Ferrari knows everything about shooting brakes. The current GTC4 Lusso combines the two-door layout with a hatchback like its predecessor F errari FF. Its direct ancestor, the 612 Scaglietti built between 2004 and 2010, was still a classically designed Gran Turismo coupé. Ferrari in-house designer Pininfarina tailored the four-seater a body with a long front and gently sloping roof line that merges into a notchback. A fastback, as presented by most sports cars.
First Vandenbrink car that is actually built
However, Ferrari 612 owners have adopted the design of their car to that of its successors want to lean, can now turn to Vandenbrink with confidence. The design and body forge from Amsterdam has now put a Scaglietti-based shooting brake on the wheels. It is the result of a project that began in 2008: Eleven years ago, Vandenbrink first published design sketches of a Ferrari 612 Shooting Brake. Now the vintage and youngtimer dealer Maurik van den Heuvel has made his copy, built in 2005, available so that the first car designed by Vandenbrink can actually roll onto the road.
The Vandenbrink is right up to the B-pillar. Ferrari with the original 612 Scaglietti match. The curved shoulder line, which bulges slightly above the rear wheels and ends just above the rear lights, also seems to have been left in its original form by the Dutch. The changes take place above: the roof line hardly drops behind the B-pillar and even rises slightly at the very back before it ends in a discreet spoiler. Since the rear side windows almost retain their original shape, the result is a massive C-pillar that is loosened up by horizontal and diagonal light edges.
Odometer reading: 29,000 km. Price: 300,000 euros
Further design details can only be seen in a bird's eye view. For example, that the greenhouse tapers towards the rear so that the very steep rear window is significantly narrower than the windshield. The two elongated panes in the roof above the rear seats and the trunk are only noticeable when viewed from above.
Vandenbrink does not comment on technical changes. The 5.8-liter V12 engine of the 612 Scaglietti probably remained in series production. Means: The free-sucking four-valve engine develops 540 hp, sends a maximum of 589 Newton meters towards the rear axle, accelerates the 1.8-ton truck from zero to one hundred in 4.2 seconds and to a top speed of 320 km /h.
Anyone who has now got a taste for it should be pleased that the Ferrari 612 Scaglietti Shooting Brake from Vandenbrink is for sale.
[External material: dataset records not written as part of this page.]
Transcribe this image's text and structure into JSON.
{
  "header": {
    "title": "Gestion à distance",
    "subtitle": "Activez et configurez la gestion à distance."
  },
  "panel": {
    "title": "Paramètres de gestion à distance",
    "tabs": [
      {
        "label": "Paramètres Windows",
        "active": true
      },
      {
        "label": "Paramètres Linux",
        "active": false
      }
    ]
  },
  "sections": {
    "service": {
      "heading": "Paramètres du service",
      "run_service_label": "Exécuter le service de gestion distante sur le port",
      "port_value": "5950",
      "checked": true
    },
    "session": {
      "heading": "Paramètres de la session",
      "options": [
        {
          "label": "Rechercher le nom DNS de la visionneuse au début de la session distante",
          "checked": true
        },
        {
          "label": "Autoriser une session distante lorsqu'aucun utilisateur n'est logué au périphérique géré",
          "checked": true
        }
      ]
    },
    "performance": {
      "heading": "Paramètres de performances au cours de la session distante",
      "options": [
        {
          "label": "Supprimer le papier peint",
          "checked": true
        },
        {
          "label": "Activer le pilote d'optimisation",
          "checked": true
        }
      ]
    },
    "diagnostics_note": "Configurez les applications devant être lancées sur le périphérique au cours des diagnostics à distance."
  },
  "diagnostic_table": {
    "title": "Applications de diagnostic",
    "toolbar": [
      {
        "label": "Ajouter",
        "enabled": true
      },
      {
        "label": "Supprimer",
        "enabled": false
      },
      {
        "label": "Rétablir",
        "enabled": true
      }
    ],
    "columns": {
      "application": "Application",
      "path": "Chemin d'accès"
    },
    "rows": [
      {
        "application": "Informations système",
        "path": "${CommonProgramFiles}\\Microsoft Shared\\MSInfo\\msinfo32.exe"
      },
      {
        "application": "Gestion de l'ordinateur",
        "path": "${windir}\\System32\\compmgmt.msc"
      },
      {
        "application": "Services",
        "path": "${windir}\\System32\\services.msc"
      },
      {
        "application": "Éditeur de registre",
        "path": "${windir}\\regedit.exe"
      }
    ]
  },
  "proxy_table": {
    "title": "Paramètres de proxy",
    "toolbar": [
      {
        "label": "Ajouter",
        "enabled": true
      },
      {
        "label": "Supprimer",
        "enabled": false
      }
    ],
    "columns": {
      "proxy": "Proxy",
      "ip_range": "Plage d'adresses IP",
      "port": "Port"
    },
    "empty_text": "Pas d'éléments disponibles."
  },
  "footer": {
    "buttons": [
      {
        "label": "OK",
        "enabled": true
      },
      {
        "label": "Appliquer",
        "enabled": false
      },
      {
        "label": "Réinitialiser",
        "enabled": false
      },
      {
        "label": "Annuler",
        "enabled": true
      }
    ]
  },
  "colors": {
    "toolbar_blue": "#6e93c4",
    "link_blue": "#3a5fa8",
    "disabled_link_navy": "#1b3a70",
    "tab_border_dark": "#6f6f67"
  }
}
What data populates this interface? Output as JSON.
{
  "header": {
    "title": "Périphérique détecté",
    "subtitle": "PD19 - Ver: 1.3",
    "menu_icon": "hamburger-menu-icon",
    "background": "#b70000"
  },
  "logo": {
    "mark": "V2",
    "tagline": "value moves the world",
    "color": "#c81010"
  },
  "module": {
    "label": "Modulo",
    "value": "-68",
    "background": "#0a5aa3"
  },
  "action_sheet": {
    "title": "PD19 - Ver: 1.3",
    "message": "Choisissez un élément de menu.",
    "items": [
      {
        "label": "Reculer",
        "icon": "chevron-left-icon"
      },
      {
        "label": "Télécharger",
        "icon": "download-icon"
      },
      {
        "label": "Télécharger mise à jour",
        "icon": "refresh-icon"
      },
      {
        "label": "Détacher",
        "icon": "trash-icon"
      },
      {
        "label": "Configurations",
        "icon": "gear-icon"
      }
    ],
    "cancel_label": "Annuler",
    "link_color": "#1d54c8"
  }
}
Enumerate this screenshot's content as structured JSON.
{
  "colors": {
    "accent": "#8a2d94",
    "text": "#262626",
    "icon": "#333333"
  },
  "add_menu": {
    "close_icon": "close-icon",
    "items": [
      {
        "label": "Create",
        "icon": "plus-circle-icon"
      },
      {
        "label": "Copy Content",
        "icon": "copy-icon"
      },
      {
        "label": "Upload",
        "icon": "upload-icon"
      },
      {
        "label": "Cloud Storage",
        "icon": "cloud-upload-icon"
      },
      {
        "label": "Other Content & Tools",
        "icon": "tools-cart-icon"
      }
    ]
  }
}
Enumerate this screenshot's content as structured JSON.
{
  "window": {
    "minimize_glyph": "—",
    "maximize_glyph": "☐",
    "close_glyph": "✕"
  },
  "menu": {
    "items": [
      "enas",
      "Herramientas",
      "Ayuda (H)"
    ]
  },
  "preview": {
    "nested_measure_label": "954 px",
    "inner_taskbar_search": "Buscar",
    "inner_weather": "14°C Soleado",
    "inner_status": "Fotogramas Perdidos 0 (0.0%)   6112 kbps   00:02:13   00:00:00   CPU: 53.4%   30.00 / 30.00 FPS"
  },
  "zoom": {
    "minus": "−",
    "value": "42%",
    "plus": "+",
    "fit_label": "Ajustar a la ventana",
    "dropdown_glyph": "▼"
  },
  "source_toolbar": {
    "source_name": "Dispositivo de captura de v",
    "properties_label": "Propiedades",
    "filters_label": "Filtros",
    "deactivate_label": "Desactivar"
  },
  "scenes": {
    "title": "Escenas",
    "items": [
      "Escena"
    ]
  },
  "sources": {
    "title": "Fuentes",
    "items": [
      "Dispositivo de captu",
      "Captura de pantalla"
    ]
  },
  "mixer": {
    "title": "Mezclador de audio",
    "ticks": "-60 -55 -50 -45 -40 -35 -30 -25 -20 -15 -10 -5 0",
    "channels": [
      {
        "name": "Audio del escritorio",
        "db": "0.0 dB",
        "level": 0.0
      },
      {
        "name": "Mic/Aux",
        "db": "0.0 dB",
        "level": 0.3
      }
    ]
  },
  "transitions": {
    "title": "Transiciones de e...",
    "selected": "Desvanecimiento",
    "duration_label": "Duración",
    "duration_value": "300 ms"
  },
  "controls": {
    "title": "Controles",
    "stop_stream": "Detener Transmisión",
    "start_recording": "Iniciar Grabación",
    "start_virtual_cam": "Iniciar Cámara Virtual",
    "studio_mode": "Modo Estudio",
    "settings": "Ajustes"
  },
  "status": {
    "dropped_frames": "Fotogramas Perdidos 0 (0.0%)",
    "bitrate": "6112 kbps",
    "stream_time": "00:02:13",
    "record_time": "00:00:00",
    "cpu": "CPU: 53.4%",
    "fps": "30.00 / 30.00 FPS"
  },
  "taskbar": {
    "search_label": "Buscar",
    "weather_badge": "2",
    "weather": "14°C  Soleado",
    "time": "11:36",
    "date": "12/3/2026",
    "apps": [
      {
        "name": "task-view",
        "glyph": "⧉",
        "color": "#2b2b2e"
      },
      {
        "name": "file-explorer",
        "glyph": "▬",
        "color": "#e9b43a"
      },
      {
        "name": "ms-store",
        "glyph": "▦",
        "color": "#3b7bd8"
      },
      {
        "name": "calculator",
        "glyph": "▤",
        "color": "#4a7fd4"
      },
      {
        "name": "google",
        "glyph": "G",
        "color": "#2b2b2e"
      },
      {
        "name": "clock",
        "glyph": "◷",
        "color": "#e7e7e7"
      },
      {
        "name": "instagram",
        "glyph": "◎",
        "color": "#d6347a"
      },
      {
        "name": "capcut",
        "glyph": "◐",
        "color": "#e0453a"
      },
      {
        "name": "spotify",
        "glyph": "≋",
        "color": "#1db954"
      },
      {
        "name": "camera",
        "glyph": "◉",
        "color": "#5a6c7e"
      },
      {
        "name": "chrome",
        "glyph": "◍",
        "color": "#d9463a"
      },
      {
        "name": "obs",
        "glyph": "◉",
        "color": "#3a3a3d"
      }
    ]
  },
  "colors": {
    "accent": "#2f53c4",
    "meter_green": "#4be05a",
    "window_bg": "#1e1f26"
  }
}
Classic Youngtimers Consultancy in Uden, the Netherlands, is offering the car, which has an odometer reading of almost 29,000, for 300,000 euros.